(Adds reaction from analysts, details on previous bonus attempts )
LONDON, June 9 (Reuters) - Britain’s Sports Direct has convened a shareholder meeting to try to win backing for a new bonus scheme that would pay out to Mike Ashley, in its fourth attempt at rewarding the company’s founder.
Britain’s biggest sporting goods retailer had to scrap plans in April for a vote on a share bonus scheme worth 73 million pounds ($122.57 million) for Ashley after failing to win enough support.
Ashley, who also owns soccer club Newcastle United, founded the firm in 1982. It has grown rapidly during the economic downturn on demand for its value offers and now has more than 600 sports stores in Europe, including 400 in Britain.
Despite the success, Executive Deputy Chairman Ashley receives no salary or other bonus from Sports Direct.
Previous attempts to pay out to Ashley have been quashed by shareholders who thought the company’s targets were too limited in scope.
On Monday the company set out a new plan, with a 2015 company-wide scheme dependent on what it said were more stretching earnings targets over a longer timeframe. Under the proposal, earnings would need to more than double by the end of the period in 2019.
Numis analyst Andrew Wade said the targets represented an “exceptional medium term growth trajectory”, although he noted that with no reference in the targets to net debt ratios, much of the growth could be driven by acquisitions.
“We retain our positive stance on Sports Direct, seeing significant scope for the group to build on its leading position in the UK and expand aggressively into Europe,” he said.
Chairman Keith Hellawell said the board and remuneration committee had responded to the feedback from shareholders.
“(This is) a long-term share incentive scheme which not only will continue to motivate the company’s employees but which also recognises and rewards the substantial contribution made by Mike Ashley over many years,” he said.

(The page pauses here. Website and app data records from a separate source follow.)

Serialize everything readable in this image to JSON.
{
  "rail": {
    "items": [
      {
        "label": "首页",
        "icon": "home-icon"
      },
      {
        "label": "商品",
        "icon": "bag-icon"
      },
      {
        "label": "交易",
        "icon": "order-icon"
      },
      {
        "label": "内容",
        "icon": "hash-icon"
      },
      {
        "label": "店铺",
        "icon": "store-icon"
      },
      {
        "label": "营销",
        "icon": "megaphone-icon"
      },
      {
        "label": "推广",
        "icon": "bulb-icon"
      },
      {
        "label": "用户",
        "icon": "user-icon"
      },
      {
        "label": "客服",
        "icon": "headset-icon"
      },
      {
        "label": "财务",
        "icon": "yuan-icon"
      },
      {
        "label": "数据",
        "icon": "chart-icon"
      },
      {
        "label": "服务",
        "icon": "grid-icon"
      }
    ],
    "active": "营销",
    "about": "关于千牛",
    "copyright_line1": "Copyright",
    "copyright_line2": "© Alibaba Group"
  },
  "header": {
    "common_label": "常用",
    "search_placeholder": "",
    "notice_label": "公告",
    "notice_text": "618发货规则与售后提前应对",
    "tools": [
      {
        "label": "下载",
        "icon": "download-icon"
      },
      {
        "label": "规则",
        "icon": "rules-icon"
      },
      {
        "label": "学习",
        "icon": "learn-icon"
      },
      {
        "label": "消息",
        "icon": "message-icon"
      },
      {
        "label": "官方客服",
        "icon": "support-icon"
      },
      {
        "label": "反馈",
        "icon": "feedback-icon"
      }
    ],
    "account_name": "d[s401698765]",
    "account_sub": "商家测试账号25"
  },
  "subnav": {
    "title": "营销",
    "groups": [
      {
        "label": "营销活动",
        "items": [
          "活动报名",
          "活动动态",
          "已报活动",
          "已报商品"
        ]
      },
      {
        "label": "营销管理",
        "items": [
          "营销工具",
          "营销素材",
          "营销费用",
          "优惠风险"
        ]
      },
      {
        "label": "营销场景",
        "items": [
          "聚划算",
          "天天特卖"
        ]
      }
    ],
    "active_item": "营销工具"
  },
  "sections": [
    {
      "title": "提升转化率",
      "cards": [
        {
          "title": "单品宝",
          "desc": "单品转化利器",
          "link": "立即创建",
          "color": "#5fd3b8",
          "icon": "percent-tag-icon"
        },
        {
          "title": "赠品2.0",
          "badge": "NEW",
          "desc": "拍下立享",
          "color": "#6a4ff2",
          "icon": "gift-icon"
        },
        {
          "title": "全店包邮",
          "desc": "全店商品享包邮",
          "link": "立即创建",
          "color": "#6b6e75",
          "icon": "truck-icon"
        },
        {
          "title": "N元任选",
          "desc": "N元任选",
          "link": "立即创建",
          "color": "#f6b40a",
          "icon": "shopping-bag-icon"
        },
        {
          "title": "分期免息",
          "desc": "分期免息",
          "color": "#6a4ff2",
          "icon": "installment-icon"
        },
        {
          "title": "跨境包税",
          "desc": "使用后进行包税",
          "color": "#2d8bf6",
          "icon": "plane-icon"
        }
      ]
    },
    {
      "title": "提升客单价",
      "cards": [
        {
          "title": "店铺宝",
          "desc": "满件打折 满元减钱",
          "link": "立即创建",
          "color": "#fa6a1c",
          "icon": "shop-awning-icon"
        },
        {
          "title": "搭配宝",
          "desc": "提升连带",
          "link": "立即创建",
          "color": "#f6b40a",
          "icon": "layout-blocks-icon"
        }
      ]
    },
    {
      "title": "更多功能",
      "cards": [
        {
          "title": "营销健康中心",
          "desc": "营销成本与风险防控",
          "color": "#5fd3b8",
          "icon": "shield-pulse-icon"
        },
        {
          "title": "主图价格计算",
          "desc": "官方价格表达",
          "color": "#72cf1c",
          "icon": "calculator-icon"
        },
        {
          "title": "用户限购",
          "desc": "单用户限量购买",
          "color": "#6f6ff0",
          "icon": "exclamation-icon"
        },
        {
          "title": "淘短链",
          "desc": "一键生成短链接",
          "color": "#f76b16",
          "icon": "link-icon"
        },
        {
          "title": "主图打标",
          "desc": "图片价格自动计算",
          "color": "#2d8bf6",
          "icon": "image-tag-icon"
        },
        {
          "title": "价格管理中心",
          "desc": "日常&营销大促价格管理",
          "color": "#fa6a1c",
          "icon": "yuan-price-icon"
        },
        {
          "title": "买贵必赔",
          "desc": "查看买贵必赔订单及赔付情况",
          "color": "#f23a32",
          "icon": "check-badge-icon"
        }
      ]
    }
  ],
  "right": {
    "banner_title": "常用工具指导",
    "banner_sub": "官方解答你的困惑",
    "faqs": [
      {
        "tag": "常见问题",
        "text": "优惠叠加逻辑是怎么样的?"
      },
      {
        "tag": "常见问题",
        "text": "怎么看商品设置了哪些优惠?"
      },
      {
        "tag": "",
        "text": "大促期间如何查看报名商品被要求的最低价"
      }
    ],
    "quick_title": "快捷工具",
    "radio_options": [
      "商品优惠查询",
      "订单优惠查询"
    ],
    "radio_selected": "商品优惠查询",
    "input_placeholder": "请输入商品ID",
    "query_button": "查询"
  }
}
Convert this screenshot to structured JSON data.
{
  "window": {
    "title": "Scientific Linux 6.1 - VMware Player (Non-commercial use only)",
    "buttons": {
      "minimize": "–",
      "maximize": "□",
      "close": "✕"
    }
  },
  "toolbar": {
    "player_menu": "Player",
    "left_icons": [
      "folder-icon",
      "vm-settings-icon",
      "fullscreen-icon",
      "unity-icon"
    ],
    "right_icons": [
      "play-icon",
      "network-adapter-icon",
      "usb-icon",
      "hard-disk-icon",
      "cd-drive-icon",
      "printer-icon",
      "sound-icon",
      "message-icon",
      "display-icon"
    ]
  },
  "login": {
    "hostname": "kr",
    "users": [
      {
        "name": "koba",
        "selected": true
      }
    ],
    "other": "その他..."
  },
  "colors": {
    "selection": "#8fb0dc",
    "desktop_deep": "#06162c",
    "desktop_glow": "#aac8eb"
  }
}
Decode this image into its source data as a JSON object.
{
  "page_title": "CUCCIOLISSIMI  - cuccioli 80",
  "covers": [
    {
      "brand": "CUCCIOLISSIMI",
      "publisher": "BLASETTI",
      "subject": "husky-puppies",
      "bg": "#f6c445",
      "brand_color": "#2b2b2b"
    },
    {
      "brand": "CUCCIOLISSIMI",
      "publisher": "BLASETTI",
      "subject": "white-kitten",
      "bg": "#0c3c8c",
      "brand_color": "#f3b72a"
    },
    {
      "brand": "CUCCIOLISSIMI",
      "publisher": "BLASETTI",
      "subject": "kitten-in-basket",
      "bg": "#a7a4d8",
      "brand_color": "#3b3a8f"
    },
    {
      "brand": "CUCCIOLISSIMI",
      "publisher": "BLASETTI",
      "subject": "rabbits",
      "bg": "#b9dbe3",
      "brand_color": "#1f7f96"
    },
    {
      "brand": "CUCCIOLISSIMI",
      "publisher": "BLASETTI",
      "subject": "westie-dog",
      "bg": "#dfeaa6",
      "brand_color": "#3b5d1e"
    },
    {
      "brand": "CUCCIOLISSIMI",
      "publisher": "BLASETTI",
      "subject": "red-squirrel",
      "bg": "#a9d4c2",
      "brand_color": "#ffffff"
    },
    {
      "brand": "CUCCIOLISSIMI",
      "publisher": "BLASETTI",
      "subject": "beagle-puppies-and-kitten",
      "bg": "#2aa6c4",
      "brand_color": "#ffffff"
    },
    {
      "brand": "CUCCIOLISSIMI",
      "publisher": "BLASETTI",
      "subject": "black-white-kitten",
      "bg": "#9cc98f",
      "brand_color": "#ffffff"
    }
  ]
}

The failed bonus scheme in April was the third attempt by Sports Direct’s board to reward its founder in recent years. One previous proposal was knocked back by shareholders due to concerns that the targets it set were too easy to achieve, and another failed to be put to a vote.
Days after the April vote failure, shares in Sports Direct fell after Ashley cut his stake. He now owns around 58 percent.
Under the new plan, the scheme would grant up to 25 million ordinary shares in the company to eligible employees, including executive directors, amounting to around 4.2 percent of the issued share capital of the company.
The earnings targets run from 2016 to 2019. If the targets are met, 25 percent of any award would vest following the announcement of company results in July 2019, and the rest would vest in 2021.
$1 = 0.5956 British Pounds Reporting by Kate Holton, Editing by Paul Sandle and Louise Heavens